◆ **Task statement**:
Set down every entry exactly as given. Pictures are to be left out.

◆ **Dataset extract**:

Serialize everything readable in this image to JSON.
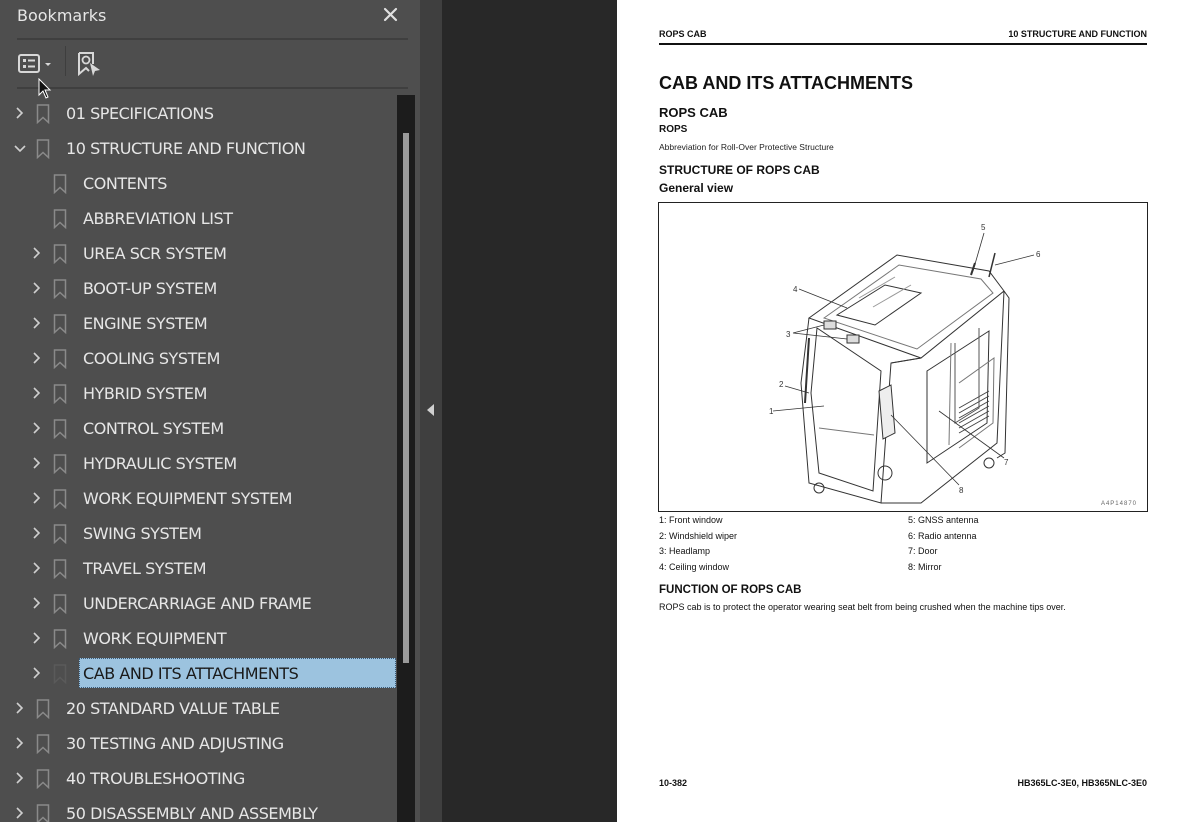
{
  "sidebar": {
    "title": "Bookmarks",
    "close_icon": "close-icon",
    "toolbar": {
      "options_button": "list-options-icon",
      "find_bookmark_button": "find-current-bookmark-icon"
    },
    "items": [
      {
        "label": "01 SPECIFICATIONS",
        "level": 0,
        "expander": "collapsed"
      },
      {
        "label": "10 STRUCTURE AND FUNCTION",
        "level": 0,
        "expander": "expanded"
      },
      {
        "label": "CONTENTS",
        "level": 1,
        "expander": "none"
      },
      {
        "label": "ABBREVIATION LIST",
        "level": 1,
        "expander": "none"
      },
      {
        "label": "UREA SCR SYSTEM",
        "level": 1,
        "expander": "collapsed"
      },
      {
        "label": "BOOT-UP SYSTEM",
        "level": 1,
        "expander": "collapsed"
      },
      {
        "label": "ENGINE SYSTEM",
        "level": 1,
        "expander": "collapsed"
      },
      {
        "label": "COOLING SYSTEM",
        "level": 1,
        "expander": "collapsed"
      },
      {
        "label": "HYBRID SYSTEM",
        "level": 1,
        "expander": "collapsed"
      },
      {
        "label": "CONTROL SYSTEM",
        "level": 1,
        "expander": "collapsed"
      },
      {
        "label": "HYDRAULIC SYSTEM",
        "level": 1,
        "expander": "collapsed"
      },
      {
        "label": "WORK EQUIPMENT SYSTEM",
        "level": 1,
        "expander": "collapsed"
      },
      {
        "label": "SWING SYSTEM",
        "level": 1,
        "expander": "collapsed"
      },
      {
        "label": "TRAVEL SYSTEM",
        "level": 1,
        "expander": "collapsed"
      },
      {
        "label": "UNDERCARRIAGE AND FRAME",
        "level": 1,
        "expander": "collapsed"
      },
      {
        "label": "WORK EQUIPMENT",
        "level": 1,
        "expander": "collapsed"
      },
      {
        "label": "CAB AND ITS ATTACHMENTS",
        "level": 1,
        "expander": "collapsed",
        "selected": true
      },
      {
        "label": "20 STANDARD VALUE TABLE",
        "level": 0,
        "expander": "collapsed"
      },
      {
        "label": "30 TESTING AND ADJUSTING",
        "level": 0,
        "expander": "collapsed"
      },
      {
        "label": "40 TROUBLESHOOTING",
        "level": 0,
        "expander": "collapsed"
      },
      {
        "label": "50 DISASSEMBLY AND ASSEMBLY",
        "level": 0,
        "expander": "collapsed"
      }
    ],
    "selection_color": "#9cc3df"
  },
  "page": {
    "header_left": "ROPS CAB",
    "header_right": "10 STRUCTURE AND FUNCTION",
    "title": "CAB AND ITS ATTACHMENTS",
    "section": "ROPS CAB",
    "term": "ROPS",
    "term_definition": "Abbreviation for Roll-Over Protective Structure",
    "structure_heading": "STRUCTURE OF ROPS CAB",
    "general_view": "General view",
    "figure": {
      "code": "A4P14870",
      "callout_numbers": [
        "1",
        "2",
        "3",
        "4",
        "5",
        "6",
        "7",
        "8"
      ]
    },
    "legend": [
      "1: Front window",
      "2: Windshield wiper",
      "3: Headlamp",
      "4: Ceiling window",
      "5: GNSS antenna",
      "6: Radio antenna",
      "7: Door",
      "8: Mirror"
    ],
    "function_heading": "FUNCTION OF ROPS CAB",
    "function_text": "ROPS cab is to protect the operator wearing seat belt from being crushed when the machine tips over.",
    "footer_left": "10-382",
    "footer_right": "HB365LC-3E0, HB365NLC-3E0"
  }
}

◆ **Output for this task**:
Serialize everything readable in this image to JSON.
{
  "sidebar": {
    "title": "Bookmarks",
    "close_icon": "close-icon",
    "toolbar": {
      "options_button": "list-options-icon",
      "find_bookmark_button": "find-current-bookmark-icon"
    },
    "items": [
      {
        "label": "01 SPECIFICATIONS",
        "level": 0,
        "expander": "collapsed"
      },
      {
        "label": "10 STRUCTURE AND FUNCTION",
        "level": 0,
        "expander": "expanded"
      },
      {
        "label": "CONTENTS",
        "level": 1,
        "expander": "none"
      },
      {
        "label": "ABBREVIATION LIST",
        "level": 1,
        "expander": "none"
      },
      {
        "label": "UREA SCR SYSTEM",
        "level": 1,
        "expander": "collapsed"
      },
      {
        "label": "BOOT-UP SYSTEM",
        "level": 1,
        "expander": "collapsed"
      },
      {
        "label": "ENGINE SYSTEM",
        "level": 1,
        "expander": "collapsed"
      },
      {
        "label": "COOLING SYSTEM",
        "level": 1,
        "expander": "collapsed"
      },
      {
        "label": "HYBRID SYSTEM",
        "level": 1,
        "expander": "collapsed"
      },
      {
        "label": "CONTROL SYSTEM",
        "level": 1,
        "expander": "collapsed"
      },
      {
        "label": "HYDRAULIC SYSTEM",
        "level": 1,
        "expander": "collapsed"
      },
      {
        "label": "WORK EQUIPMENT SYSTEM",
        "level": 1,
        "expander": "collapsed"
      },
      {
        "label": "SWING SYSTEM",
        "level": 1,
        "expander": "collapsed"
      },
      {
        "label": "TRAVEL SYSTEM",
        "level": 1,
        "expander": "collapsed"
      },
      {
        "label": "UNDERCARRIAGE AND FRAME",
        "level": 1,
        "expander": "collapsed"
      },
      {
        "label": "WORK EQUIPMENT",
        "level": 1,
        "expander": "collapsed"
      },
      {
        "label": "CAB AND ITS ATTACHMENTS",
        "level": 1,
        "expander": "collapsed",
        "selected": true
      },
      {
        "label": "20 STANDARD VALUE TABLE",
        "level": 0,
        "expander": "collapsed"
      },
      {
        "label": "30 TESTING AND ADJUSTING",
        "level": 0,
        "expander": "collapsed"
      },
      {
        "label": "40 TROUBLESHOOTING",
        "level": 0,
        "expander": "collapsed"
      },
      {
        "label": "50 DISASSEMBLY AND ASSEMBLY",
        "level": 0,
        "expander": "collapsed"
      }
    ],
    "selection_color": "#9cc3df"
  },
  "page": {
    "header_left": "ROPS CAB",
    "header_right": "10 STRUCTURE AND FUNCTION",
    "title": "CAB AND ITS ATTACHMENTS",
    "section": "ROPS CAB",
    "term": "ROPS",
    "term_definition": "Abbreviation for Roll-Over Protective Structure",
    "structure_heading": "STRUCTURE OF ROPS CAB",
    "general_view": "General view",
    "figure": {
      "code": "A4P14870",
      "callout_numbers": [
        "1",
        "2",
        "3",
        "4",
        "5",
        "6",
        "7",
        "8"
      ]
    },
    "legend": [
      "1: Front window",
      "2: Windshield wiper",
      "3: Headlamp",
      "4: Ceiling window",
      "5: GNSS antenna",
      "6: Radio antenna",
      "7: Door",
      "8: Mirror"
    ],
    "function_heading": "FUNCTION OF ROPS CAB",
    "function_text": "ROPS cab is to protect the operator wearing seat belt from being crushed when the machine tips over.",
    "footer_left": "10-382",
    "footer_right": "HB365LC-3E0, HB365NLC-3E0"
  }
}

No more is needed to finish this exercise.